At the tail-end of my pregnancy with Lucy, Tom and I met up with the sweetest doula-in-training, to see if she would be a good fit as our birth doula. We clicked right away with Tabitha– she was warm, personable, comfortable, and overall, super encouraging about our out-of-hospital birth. We talked for a long time (way longer than our 30 minute scheduled meeting), and I had several more (long) conversations with her via phone as well, as the pregnancy continued on.
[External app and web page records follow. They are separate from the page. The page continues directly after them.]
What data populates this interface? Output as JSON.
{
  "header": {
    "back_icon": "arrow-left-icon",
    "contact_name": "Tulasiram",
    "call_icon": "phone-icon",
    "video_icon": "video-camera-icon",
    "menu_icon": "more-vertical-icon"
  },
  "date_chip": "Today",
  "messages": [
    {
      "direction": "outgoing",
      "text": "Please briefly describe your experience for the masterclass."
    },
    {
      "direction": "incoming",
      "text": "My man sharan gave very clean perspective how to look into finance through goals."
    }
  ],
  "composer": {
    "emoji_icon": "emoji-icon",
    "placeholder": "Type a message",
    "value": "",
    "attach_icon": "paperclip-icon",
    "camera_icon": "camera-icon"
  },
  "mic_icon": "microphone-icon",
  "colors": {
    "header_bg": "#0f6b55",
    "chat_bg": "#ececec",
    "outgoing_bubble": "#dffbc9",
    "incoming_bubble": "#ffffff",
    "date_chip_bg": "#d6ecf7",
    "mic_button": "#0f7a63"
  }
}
She actually never had the chance to be at Lucy’s birth, since Lucy came so unexpectedly early and fast, but somehow that morning, Tabitha knew something might happen. She texted me in the early morning, probably an hour or two after my contractions had started, to let me know she had another birth that morning but would be available for anything I needed later. I never did get to text her back, but her sweet, motherly soul somehow intuited that I was in labor and going to give birth. Amazing. We talked and met up a few times after the birth, and she proclaimed me a birthing warrior and hoped I would have Irish twins every year (ha!).
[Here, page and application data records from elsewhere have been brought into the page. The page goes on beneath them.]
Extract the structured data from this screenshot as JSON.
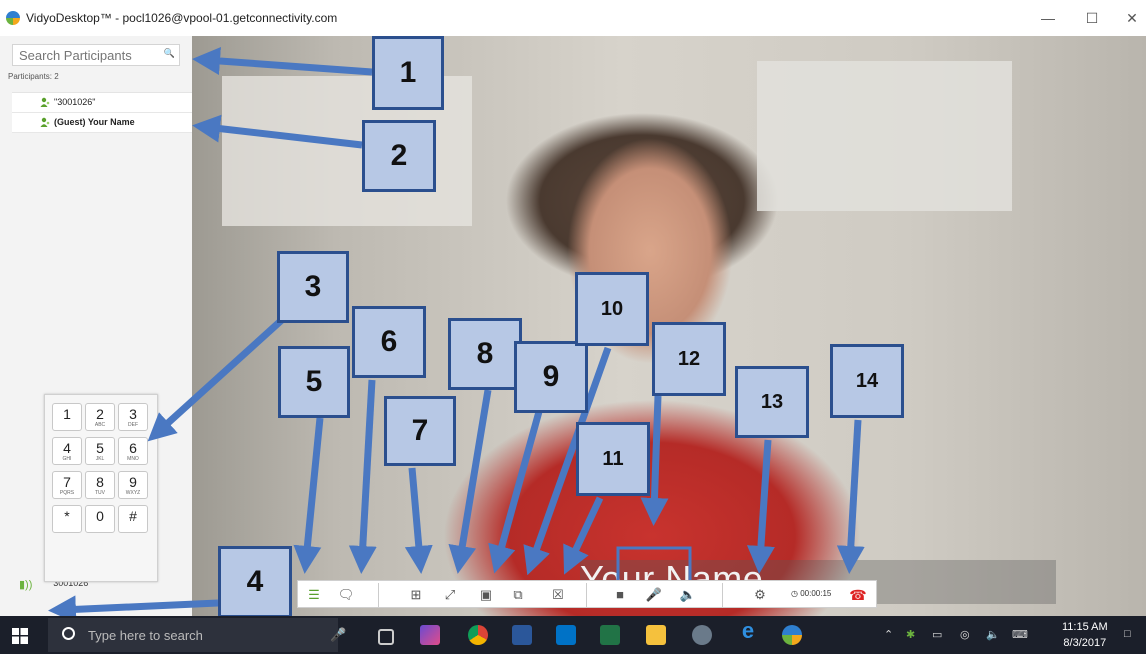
{
  "window": {
    "title": "VidyoDesktop™ - pocl1026@vpool-01.getconnectivity.com",
    "minimize": "—",
    "maximize": "☐",
    "close": "✕"
  },
  "sidebar": {
    "search_placeholder": "Search Participants",
    "participants_label": "Participants: 2",
    "participants": [
      {
        "name": "\"3001026\""
      },
      {
        "name": "(Guest) Your Name"
      }
    ],
    "speaker_label": "\"3001026\""
  },
  "keypad": {
    "keys": [
      {
        "num": "1",
        "letters": ""
      },
      {
        "num": "2",
        "letters": "ABC"
      },
      {
        "num": "3",
        "letters": "DEF"
      },
      {
        "num": "4",
        "letters": "GHI"
      },
      {
        "num": "5",
        "letters": "JKL"
      },
      {
        "num": "6",
        "letters": "MNO"
      },
      {
        "num": "7",
        "letters": "PQRS"
      },
      {
        "num": "8",
        "letters": "TUV"
      },
      {
        "num": "9",
        "letters": "WXYZ"
      },
      {
        "num": "*",
        "letters": ""
      },
      {
        "num": "0",
        "letters": ""
      },
      {
        "num": "#",
        "letters": ""
      }
    ]
  },
  "video": {
    "name_overlay": "Your Name"
  },
  "toolbar": {
    "timer": "◷ 00:00:15"
  },
  "callouts": [
    "1",
    "2",
    "3",
    "4",
    "5",
    "6",
    "7",
    "8",
    "9",
    "10",
    "11",
    "12",
    "13",
    "14"
  ],
  "taskbar": {
    "search_placeholder": "Type here to search",
    "time": "11:15 AM",
    "date": "8/3/2017"
  },
  "colors": {
    "callout_fill": "#b7c8e5",
    "callout_border": "#2b4f8e",
    "arrow": "#4a78c2",
    "hangup": "#dd2222",
    "taskbar": "#1b1f2a"
  }
}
I remember the morning she emailed the birth announcement for her tenth child, Sebastian. He was born the day after my birthday, and I quickly wrote back to congratulate her. I told her I loved the name they chose, and it had been at the top of our list if Lucy was a boy. And then I told her we were unexpectedly pregnant again, and she was ecstatic for us, and so, so encouraging. She’s just one of those rare people who exude calm, love, and peace pretty much all the time. Oh, and she is the mother of 11 kids, making it look easy somehow.
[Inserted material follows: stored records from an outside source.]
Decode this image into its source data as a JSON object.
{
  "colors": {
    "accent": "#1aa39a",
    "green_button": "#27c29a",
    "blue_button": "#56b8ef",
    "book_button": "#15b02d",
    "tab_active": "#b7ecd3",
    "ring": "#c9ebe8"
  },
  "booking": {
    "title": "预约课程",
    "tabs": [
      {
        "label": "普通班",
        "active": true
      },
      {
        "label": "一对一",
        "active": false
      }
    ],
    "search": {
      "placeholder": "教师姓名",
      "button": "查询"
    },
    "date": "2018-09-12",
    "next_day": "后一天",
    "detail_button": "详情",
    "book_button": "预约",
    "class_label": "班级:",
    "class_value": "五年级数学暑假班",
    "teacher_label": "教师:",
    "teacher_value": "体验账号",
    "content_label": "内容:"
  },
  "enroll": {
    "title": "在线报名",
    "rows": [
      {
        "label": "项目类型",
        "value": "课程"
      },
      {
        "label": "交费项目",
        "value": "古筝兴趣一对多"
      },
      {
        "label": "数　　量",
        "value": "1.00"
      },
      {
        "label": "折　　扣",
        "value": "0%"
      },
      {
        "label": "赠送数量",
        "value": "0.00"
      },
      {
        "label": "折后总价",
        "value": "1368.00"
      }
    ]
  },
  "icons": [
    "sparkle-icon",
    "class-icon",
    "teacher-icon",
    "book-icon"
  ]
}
I was heart-stricken to hear last week that little Sebastian was in extremely critical condition in the hospital just down the road. He struggled for a few days and passed to Eternal Rest on Tuesday. The grief of Tabitha and her family in unimaginable. Her sweet boy, right between my two girls in age, is gone. She wrote the following on her Facebook, as she held her son in the last hours:
So we miss our other children, who are hurting and sorrowing and missing us, and we are here with our beloved baby boy, whose existence is so delicate and so hard to disentangle from all the machines and wires and procedures. But since they removed the EEG stickers from his dear head, I was able to sponge bathe his hair, which just recently got long enough for him to twirl in his fingers the way he likes, so I spend a lot of time holding his head in my hands and kissing it and his face and cupping his brown shoulders and trying to memorize him, whose body I know so, so well. It’s just like labor is for me: I always want to just stay in those moments forever, to take those sensations and put them into a bottle I can open anytime. But I can’t. This time of having his body to hold and keep is about to pass, and if I step outside of the exact moment, it’s so unbearable, there are no words. Even now, his temperature is so low, and they keep trying all kinds of measures to raise it, without much success, so when I touch him, he is so cold. But I can still feel the heft and contours of his body. I don’t want to sleep even a single moment that I could touch him and smell him and feast on the sight of this beautiful life. The big girls spent a lot of time yesterday making molds and prints of his hands and his feet, but I want his sturdy, dense body with its bubble toes and…how can this be borne? As much as I rejoice in the fact that my son is a saint, now and for all eternity, I just can’t understand how to live without taking care of him every day.
It’s nearly unbearable to read these words; how much more impossible to have lived them? And yet, here is a picture of Tabitha and her husband, holding their dying son, and still smiling, rejoicing in the last moments of his short but beloved life:
Please keep this family in your prayers. Here is the giving page, if you feel moved to donate to their medical/funeral expenses.
St. Sebastian, pray for us!